| Task to carry out |
If a line in the entries below contains the word "Ideolve", it counts; report how many such lines there are, and only that number.

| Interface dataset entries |
::::::::::

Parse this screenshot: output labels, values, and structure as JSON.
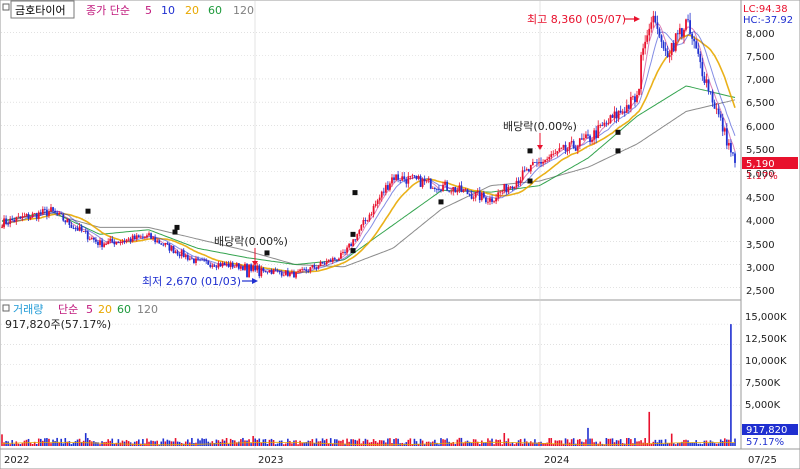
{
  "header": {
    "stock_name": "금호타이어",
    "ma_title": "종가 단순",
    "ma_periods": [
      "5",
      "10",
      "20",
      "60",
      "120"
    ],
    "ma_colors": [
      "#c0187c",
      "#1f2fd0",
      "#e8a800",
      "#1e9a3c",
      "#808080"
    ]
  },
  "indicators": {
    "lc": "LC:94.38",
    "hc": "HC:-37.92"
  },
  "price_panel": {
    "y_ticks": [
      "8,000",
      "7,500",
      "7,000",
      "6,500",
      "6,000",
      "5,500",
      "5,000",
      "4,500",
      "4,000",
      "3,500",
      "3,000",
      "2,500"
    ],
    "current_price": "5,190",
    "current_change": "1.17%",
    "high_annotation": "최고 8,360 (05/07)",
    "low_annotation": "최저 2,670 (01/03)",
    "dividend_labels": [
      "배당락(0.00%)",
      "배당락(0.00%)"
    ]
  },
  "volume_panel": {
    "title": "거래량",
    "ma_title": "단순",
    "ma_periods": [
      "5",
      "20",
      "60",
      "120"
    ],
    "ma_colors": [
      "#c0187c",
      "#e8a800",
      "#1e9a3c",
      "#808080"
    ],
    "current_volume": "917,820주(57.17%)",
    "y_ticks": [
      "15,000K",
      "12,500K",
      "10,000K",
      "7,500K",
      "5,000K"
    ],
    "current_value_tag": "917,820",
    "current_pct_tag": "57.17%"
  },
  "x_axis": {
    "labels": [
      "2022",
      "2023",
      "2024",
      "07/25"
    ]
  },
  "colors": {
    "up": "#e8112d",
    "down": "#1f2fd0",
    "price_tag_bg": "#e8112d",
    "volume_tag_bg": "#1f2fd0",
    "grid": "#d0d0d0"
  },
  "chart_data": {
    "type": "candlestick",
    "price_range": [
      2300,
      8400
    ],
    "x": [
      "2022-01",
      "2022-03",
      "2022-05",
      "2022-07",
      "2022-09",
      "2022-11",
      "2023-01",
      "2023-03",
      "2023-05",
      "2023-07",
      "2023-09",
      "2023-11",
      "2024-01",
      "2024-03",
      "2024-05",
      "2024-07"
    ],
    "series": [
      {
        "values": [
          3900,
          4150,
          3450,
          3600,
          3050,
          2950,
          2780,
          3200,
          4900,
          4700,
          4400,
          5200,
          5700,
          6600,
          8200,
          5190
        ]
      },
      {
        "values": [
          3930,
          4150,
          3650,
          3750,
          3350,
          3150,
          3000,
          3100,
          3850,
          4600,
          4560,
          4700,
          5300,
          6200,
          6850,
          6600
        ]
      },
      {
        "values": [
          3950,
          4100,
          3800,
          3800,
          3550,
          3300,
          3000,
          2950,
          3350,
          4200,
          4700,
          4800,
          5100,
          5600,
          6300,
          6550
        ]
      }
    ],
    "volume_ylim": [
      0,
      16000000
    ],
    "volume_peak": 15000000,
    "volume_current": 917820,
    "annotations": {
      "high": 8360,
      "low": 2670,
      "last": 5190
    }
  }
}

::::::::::

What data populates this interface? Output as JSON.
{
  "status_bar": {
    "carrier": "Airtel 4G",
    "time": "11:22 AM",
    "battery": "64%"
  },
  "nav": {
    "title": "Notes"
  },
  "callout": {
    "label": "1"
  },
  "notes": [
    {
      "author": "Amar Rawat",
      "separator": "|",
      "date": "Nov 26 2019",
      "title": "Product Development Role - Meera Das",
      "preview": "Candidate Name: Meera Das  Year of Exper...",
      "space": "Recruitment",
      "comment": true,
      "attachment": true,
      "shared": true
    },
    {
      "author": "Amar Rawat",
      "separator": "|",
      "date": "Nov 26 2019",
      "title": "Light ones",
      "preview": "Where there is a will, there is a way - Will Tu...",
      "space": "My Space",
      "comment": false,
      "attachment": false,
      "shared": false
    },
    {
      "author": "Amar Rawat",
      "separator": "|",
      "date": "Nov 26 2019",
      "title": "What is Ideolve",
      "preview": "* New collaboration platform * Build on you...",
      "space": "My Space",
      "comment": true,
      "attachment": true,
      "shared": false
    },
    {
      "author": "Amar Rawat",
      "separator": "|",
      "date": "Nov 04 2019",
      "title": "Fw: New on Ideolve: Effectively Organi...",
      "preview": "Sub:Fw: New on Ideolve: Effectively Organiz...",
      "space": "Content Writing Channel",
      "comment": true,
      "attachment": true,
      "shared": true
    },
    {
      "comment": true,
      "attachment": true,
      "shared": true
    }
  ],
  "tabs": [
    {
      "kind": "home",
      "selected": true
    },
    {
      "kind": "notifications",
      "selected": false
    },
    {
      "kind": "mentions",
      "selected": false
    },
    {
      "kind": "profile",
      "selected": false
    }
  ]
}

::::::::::

| Expected answer |
3